Japan’s PM less than a month before he faces a challenge as leader of the ruling Liberal Democratic Party (LDP). Over the weeks, the 72-year-old head of the government faced rare criticism from writer Haruki Murakami who said that if the PM was able to see the way out of the pandemic. “He must have very good eyesight for his age,” a writer said.
Earlier, Suga has said he would fight to stay in his post, came in fourth at 11%, two points behind the low-key former foreign minister Fumio Kishida, 64, who declared his candidacy in a policy speech on Thursday. The winner is virtually assured of being PM because of the LDP’s majority in parliament’s lower house.
Olympics, Suga, COVID
In addition, PM Suga failed to capitalise on delivering the Tokyo Olympic Games for the nation stricken by the COVID-19. During the international sports event, a fresh wave of infections has forced the Cabinet to declare the 4th state of emergency in Tokyo.
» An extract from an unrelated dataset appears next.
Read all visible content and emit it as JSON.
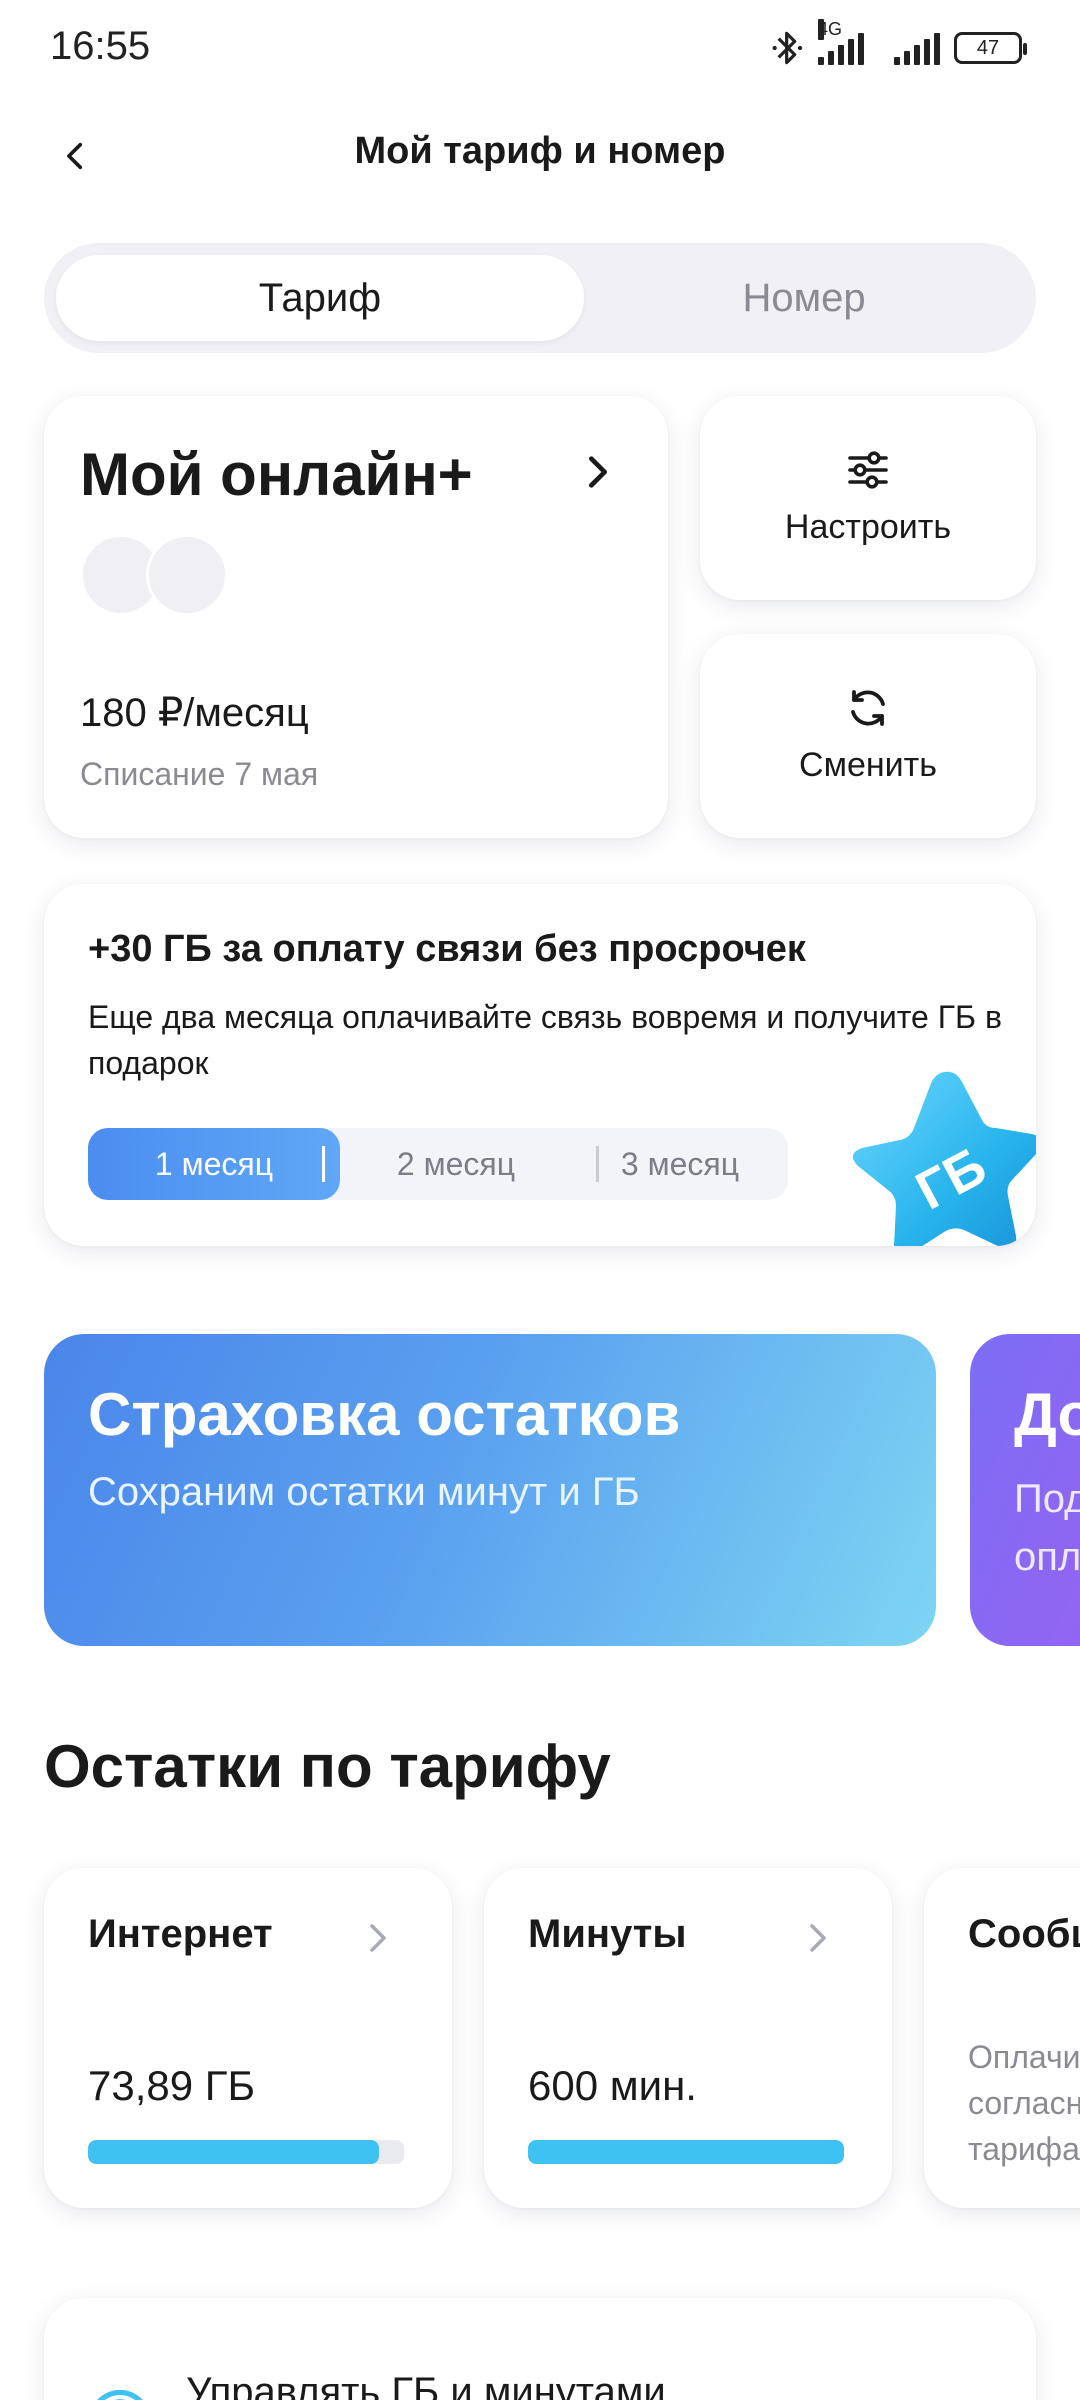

Unfortunately, most urban areas were still amid a sluggish inoculation rollout.
On Monday, The Mainichi newspaper poll showed public support for Suga slid below 30% for the first time, to stand at a dismal 26%. In its turn, Nikkei daily put PM’s ratings at 34%, in line with a record low hit in its survey last month.
Popularity ratings are being closely watched because the new chief must lead the party to a general election by Nov. 28, but which is expected earlier.